1 Samuel ends with the death of King Saul, who has lost the plot spiritually: 2 Samuel begins with David, his successor, lamenting over his death before taking the throne, first in Hebron, anointed to rule over the tribe of Judah, and then eventually in the newly-captured city of Jerusalem to reign over the whole nation. There is of course some infighting between Saul’s supporters and David’s, but pretty quickly things settle and David begins what will go down in history as the golden age for Israel. Two key events have great significance for David’s reign. Firstly the Philistines are defeated. For years the nation, which, like Stoke-on-Trent, was an agglomeration of five cities, have been thorn in Israel’s side: we have already seen the trouble they got Samson into, and David’s defeat of their champion Goliath. But from now on they get hardly a mention, as they cease to be much of a problem ever again to Israel.
As a result of this, secondly, the Ark of the Covenant, that important symbol of God’s presence with the people, which had been captured and carried off by the Philistines, is brought back to its home, which is to become the site of the Temple in Jerusalem. Indeed, it seems almost disappointing that David himself did not build the Temple, but we are told that it was his idea. So his reign becomes symbolic of everything going right at last, with royalty and worship established in the new ‘City of David’.
But it isn’t very long before the ‘warts and all’ picture of David begins to emerge. Under the surface we have a king with not enough to do turning lustful eyes towards another woman, leading to intrigue and murder. Meanwhile conflict between various individuals demonstrates something of a leadership vacuum, leading eventually to rival claims to the throne, even from within David’s own family. The book ends with David ready to step down, and the next episode of the history begins with David old and frail, although still sharp enough to make sure that his son Solomon succeeds him.

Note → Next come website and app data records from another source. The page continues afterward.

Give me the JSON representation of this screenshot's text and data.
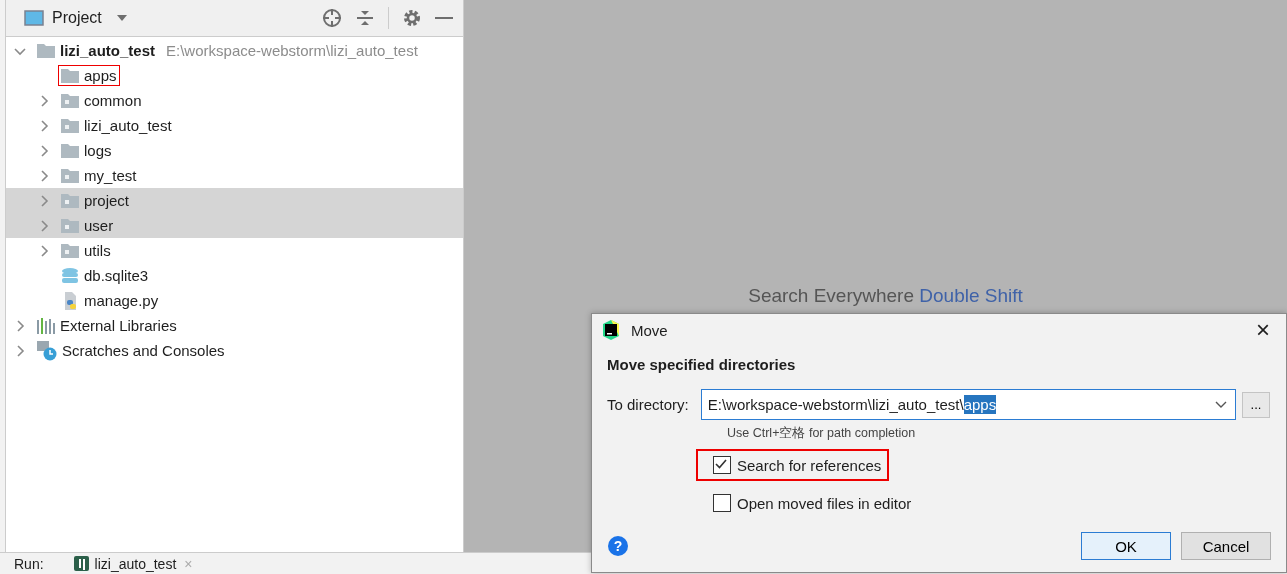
{
  "project_panel": {
    "title": "Project",
    "tree": [
      {
        "label": "lizi_auto_test",
        "path": "E:\\workspace-webstorm\\lizi_auto_test",
        "kind": "root",
        "expandable": true,
        "expanded": true,
        "selected": false,
        "outlined": false,
        "children": [
          {
            "label": "apps",
            "kind": "folder",
            "expandable": false,
            "selected": false,
            "outlined": true
          },
          {
            "label": "common",
            "kind": "package",
            "expandable": true,
            "expanded": false,
            "selected": false,
            "outlined": false
          },
          {
            "label": "lizi_auto_test",
            "kind": "package",
            "expandable": true,
            "expanded": false,
            "selected": false,
            "outlined": false
          },
          {
            "label": "logs",
            "kind": "folder",
            "expandable": true,
            "expanded": false,
            "selected": false,
            "outlined": false
          },
          {
            "label": "my_test",
            "kind": "package",
            "expandable": true,
            "expanded": false,
            "selected": false,
            "outlined": false
          },
          {
            "label": "project",
            "kind": "package",
            "expandable": true,
            "expanded": false,
            "selected": true,
            "outlined": false
          },
          {
            "label": "user",
            "kind": "package",
            "expandable": true,
            "expanded": false,
            "selected": true,
            "outlined": false
          },
          {
            "label": "utils",
            "kind": "package",
            "expandable": true,
            "expanded": false,
            "selected": false,
            "outlined": false
          },
          {
            "label": "db.sqlite3",
            "kind": "database",
            "expandable": false,
            "selected": false,
            "outlined": false
          },
          {
            "label": "manage.py",
            "kind": "python",
            "expandable": false,
            "selected": false,
            "outlined": false
          }
        ]
      },
      {
        "label": "External Libraries",
        "kind": "libraries",
        "expandable": true,
        "expanded": false,
        "selected": false,
        "outlined": false
      },
      {
        "label": "Scratches and Consoles",
        "kind": "scratches",
        "expandable": true,
        "expanded": false,
        "selected": false,
        "outlined": false
      }
    ]
  },
  "editor_hint": {
    "text": "Search Everywhere",
    "shortcut": "Double Shift"
  },
  "run_bar": {
    "label": "Run:",
    "tab": "lizi_auto_test",
    "close": "×"
  },
  "dialog": {
    "title": "Move",
    "close": "×",
    "heading": "Move specified directories",
    "field_label": "To directory:",
    "field_value": "E:\\workspace-webstorm\\lizi_auto_test\\",
    "field_selection": "apps",
    "browse": "...",
    "hint": "Use Ctrl+空格 for path completion",
    "options": [
      {
        "label": "Search for references",
        "checked": true,
        "outlined": true
      },
      {
        "label": "Open moved files in editor",
        "checked": false,
        "outlined": false
      }
    ],
    "help": "?",
    "buttons": [
      {
        "label": "OK",
        "default": true
      },
      {
        "label": "Cancel",
        "default": false
      }
    ]
  }
}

So what we have is 2 Samuel is a portrait of a strong and godly yet flawed leader. The Bible is never a book of pure hagiography, and whitewash is never applied to its characters. Yet what we do see is David’s basic integrity: when confronted with his sin he repents quickly and thoroughly, and right to the end of the book he is still a worshipper at heart, someone who celebrates and depends on his courageous friends and colleagues, someone who has God’s desires for the nation deep in his spirit. That fact that he loses the plot sometimes should only encourage us, because we do that too, but it doesn’t mean we’re bad people, or that our attempts to live the Christian life are all in vain. In fact David, hero though he was and remains, struggled with all the things which trouble us: sex, family conflicts, the use of power, personal enemies – all the stuff of daily life. Like David we will not always get it right first time: like David may we always have the grace to deal with what we do wrong, coming quickly to God in penitence and receiving quickly his forgiving and redemptive grace.